I have, for a long time, supported the position that it is impossible to delight customers in a break-fix service setting, but to understand the reason for that, let’s first review the definition for delighting customers.
According to service theory, customer expectations for service quality span a range, called “zone of tolerance” (very good ppt presentation detailing the concept here). The low boundary of the zone is “adequate service”, or the minimum level the customer will accept, while the high boundary is “desired service”, the best level the customer can imagine. Now we all know that customers expectations for service are derived from their prior experiences, so even if we do a good job at delighting customers, our job will become increasingly difficult with time as expectations will rise in accordance with prior service experiences.
But wait, didn’t I say earlier that it is impossible to delight customers with break-fix service?
I did, and here’s the reason:
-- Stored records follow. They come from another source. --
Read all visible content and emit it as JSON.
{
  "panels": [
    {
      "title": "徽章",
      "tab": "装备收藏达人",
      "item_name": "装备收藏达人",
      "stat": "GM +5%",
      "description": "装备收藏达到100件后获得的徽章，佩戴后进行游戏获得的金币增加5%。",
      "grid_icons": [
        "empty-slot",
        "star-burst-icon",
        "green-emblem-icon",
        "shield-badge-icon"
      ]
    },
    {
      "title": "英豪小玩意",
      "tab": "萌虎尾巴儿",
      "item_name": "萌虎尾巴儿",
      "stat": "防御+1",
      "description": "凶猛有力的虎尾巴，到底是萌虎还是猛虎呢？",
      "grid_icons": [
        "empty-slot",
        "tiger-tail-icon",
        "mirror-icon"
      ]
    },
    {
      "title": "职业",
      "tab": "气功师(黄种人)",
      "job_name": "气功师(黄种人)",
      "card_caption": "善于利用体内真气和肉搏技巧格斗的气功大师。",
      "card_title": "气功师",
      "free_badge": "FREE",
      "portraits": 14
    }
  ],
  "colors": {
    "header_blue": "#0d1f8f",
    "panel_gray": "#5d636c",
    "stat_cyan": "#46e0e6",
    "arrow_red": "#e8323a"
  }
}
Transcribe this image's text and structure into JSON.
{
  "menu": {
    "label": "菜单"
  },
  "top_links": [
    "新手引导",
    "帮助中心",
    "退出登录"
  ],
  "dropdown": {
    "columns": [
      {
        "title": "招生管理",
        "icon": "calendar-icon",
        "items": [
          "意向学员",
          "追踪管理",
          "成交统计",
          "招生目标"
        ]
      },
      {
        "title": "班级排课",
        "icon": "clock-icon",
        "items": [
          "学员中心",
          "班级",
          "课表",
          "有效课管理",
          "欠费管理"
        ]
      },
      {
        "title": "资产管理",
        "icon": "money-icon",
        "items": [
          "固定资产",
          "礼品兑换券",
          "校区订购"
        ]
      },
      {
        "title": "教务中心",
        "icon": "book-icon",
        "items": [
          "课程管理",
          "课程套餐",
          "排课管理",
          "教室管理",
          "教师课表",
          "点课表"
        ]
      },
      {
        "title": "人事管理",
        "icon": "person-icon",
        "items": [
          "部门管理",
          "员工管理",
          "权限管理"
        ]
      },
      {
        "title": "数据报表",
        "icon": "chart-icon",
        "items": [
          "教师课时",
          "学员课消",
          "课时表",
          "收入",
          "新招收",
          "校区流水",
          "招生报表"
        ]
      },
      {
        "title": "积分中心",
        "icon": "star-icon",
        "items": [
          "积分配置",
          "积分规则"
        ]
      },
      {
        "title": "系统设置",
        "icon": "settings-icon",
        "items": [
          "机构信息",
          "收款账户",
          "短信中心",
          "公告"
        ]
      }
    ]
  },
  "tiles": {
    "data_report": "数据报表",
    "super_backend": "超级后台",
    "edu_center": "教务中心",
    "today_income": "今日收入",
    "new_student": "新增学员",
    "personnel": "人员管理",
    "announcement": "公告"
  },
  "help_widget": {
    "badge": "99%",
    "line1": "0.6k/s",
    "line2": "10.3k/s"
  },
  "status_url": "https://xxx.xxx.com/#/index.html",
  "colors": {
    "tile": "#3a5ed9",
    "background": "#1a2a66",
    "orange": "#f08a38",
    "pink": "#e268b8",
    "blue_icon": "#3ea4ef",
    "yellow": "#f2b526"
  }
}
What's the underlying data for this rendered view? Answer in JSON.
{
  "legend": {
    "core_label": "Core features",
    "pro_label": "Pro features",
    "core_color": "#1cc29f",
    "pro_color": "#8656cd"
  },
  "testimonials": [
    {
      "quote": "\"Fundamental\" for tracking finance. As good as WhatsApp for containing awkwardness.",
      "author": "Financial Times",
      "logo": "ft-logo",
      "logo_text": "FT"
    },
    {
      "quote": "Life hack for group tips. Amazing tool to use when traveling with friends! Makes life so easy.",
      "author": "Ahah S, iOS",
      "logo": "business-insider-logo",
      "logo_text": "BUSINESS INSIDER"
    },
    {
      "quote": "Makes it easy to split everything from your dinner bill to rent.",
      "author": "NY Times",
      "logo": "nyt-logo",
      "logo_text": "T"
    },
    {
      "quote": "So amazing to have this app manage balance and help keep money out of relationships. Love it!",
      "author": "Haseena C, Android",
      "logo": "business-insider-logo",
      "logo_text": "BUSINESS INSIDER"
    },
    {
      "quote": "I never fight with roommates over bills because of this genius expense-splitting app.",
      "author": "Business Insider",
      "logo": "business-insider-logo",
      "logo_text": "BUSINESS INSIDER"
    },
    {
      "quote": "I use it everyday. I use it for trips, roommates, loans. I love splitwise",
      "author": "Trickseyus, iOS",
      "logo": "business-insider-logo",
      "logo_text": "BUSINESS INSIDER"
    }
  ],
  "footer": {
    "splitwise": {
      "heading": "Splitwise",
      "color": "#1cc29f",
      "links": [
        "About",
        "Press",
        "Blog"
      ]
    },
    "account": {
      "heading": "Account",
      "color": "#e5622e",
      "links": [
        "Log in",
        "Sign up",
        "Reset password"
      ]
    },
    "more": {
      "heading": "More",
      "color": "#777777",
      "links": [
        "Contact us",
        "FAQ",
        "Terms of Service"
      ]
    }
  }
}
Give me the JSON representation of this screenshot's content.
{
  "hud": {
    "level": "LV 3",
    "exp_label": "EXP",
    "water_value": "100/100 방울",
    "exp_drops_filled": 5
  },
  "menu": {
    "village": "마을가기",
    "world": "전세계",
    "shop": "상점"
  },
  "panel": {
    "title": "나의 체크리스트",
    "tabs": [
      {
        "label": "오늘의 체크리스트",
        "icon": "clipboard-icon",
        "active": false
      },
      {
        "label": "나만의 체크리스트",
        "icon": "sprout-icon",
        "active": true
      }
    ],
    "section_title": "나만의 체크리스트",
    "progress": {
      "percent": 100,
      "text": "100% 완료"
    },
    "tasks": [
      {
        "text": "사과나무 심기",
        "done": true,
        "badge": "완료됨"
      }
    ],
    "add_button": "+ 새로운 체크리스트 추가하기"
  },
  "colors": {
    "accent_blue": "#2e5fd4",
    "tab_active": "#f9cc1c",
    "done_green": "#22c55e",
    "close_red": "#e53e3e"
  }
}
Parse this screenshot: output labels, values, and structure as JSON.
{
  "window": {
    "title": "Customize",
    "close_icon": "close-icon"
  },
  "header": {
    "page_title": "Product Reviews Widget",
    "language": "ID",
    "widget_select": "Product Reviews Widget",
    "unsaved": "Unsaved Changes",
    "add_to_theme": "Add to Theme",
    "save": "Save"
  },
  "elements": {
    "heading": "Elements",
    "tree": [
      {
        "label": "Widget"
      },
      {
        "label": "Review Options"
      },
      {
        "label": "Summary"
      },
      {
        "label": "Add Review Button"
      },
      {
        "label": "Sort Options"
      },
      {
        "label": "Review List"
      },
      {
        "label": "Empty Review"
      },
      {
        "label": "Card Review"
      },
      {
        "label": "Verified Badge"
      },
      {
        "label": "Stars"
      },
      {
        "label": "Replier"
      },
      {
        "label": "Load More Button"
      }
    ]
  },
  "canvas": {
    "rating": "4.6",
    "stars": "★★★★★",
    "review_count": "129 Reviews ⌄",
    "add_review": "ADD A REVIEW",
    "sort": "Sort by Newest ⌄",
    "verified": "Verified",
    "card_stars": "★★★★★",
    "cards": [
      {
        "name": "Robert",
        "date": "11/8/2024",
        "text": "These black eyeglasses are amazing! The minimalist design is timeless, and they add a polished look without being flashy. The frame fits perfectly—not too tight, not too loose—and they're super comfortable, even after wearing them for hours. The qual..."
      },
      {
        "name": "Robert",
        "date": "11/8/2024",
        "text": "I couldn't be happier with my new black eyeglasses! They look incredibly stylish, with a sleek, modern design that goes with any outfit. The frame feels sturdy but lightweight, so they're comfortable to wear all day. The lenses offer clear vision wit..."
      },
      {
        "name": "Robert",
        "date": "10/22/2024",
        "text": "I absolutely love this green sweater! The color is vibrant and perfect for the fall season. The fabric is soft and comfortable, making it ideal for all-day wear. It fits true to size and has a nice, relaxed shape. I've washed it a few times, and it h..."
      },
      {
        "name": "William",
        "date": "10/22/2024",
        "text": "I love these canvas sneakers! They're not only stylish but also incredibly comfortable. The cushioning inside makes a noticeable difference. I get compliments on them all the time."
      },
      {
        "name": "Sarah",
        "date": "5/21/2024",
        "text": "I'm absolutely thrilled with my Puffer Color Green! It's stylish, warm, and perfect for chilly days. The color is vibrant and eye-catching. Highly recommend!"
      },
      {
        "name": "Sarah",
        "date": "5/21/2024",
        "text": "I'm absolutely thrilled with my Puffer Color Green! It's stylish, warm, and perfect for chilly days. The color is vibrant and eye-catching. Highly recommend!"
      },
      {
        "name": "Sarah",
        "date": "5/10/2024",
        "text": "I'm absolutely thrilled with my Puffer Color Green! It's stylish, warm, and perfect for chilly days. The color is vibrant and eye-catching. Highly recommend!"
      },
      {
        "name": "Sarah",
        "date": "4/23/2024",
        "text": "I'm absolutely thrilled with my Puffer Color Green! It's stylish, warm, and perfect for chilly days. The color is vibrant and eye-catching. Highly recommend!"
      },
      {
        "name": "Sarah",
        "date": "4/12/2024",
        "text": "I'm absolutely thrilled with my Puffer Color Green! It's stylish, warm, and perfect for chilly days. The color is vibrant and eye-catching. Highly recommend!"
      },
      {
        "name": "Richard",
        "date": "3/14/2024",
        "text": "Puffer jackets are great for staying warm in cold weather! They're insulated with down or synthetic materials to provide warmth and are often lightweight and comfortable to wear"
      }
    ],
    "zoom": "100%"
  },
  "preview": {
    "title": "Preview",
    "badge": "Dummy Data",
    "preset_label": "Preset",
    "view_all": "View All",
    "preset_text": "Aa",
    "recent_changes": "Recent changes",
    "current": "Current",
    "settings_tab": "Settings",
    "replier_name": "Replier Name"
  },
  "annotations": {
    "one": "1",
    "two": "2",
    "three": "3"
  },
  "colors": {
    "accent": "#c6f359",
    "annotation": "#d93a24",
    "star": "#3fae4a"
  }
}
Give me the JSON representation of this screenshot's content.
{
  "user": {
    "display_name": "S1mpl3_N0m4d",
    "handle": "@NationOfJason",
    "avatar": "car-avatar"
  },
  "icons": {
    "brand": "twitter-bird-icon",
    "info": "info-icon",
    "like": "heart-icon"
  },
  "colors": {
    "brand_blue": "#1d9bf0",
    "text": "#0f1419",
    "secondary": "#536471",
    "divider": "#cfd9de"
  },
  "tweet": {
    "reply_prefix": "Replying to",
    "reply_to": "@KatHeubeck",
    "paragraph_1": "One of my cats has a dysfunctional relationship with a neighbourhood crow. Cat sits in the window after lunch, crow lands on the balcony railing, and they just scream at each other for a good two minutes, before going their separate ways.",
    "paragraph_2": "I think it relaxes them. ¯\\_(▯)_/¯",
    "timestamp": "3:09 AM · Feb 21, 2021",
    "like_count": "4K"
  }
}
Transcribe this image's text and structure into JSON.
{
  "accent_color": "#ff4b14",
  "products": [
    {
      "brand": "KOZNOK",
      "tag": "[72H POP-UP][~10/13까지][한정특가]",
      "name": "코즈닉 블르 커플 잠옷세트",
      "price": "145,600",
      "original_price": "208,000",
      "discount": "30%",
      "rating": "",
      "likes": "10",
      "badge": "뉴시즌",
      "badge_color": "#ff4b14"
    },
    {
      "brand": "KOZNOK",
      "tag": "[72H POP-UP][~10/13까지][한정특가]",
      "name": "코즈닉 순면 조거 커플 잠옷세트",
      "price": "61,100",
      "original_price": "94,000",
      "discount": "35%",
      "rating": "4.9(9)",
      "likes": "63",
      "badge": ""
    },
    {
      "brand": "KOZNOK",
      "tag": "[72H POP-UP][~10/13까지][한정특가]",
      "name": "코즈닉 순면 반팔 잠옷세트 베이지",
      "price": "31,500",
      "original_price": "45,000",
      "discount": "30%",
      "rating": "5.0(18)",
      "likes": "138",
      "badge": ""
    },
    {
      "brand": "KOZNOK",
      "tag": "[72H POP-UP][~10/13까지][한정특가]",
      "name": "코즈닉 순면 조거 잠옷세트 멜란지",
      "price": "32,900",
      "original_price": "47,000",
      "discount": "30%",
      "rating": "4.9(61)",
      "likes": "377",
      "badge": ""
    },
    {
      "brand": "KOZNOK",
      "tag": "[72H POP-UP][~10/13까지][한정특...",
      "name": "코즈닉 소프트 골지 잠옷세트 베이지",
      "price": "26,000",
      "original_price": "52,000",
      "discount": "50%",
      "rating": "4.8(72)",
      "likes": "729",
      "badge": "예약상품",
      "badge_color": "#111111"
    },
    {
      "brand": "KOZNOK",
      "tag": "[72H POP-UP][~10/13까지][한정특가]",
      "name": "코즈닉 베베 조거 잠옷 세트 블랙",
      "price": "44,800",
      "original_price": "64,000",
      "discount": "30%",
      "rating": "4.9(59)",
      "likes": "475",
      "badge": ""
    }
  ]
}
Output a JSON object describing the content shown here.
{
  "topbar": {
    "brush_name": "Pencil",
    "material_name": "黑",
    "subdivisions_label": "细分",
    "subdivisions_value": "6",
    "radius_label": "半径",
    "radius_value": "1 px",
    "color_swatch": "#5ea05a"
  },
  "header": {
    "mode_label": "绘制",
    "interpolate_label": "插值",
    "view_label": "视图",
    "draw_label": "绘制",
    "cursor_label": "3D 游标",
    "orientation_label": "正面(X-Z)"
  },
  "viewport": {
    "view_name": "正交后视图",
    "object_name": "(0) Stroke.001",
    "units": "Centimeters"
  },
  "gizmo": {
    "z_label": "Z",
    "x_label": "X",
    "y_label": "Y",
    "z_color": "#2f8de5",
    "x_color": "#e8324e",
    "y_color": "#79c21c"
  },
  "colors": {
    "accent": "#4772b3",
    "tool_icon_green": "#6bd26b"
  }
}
Some time ago I wrote a post discussing the ways customer support protects and expands customer value. You may recall the point made there, that break-fix service should be focused on restoring the product to delivering its expected value. Now, we can safely assume that for our customers desired service is having the product work flawlessly, then the inevitable conclusion is that delighting customers with break-fix service is not possible.
Do you try to delight your customers? Are you successful doing that? If so, I’d love to hear from you, and from everybody else as well.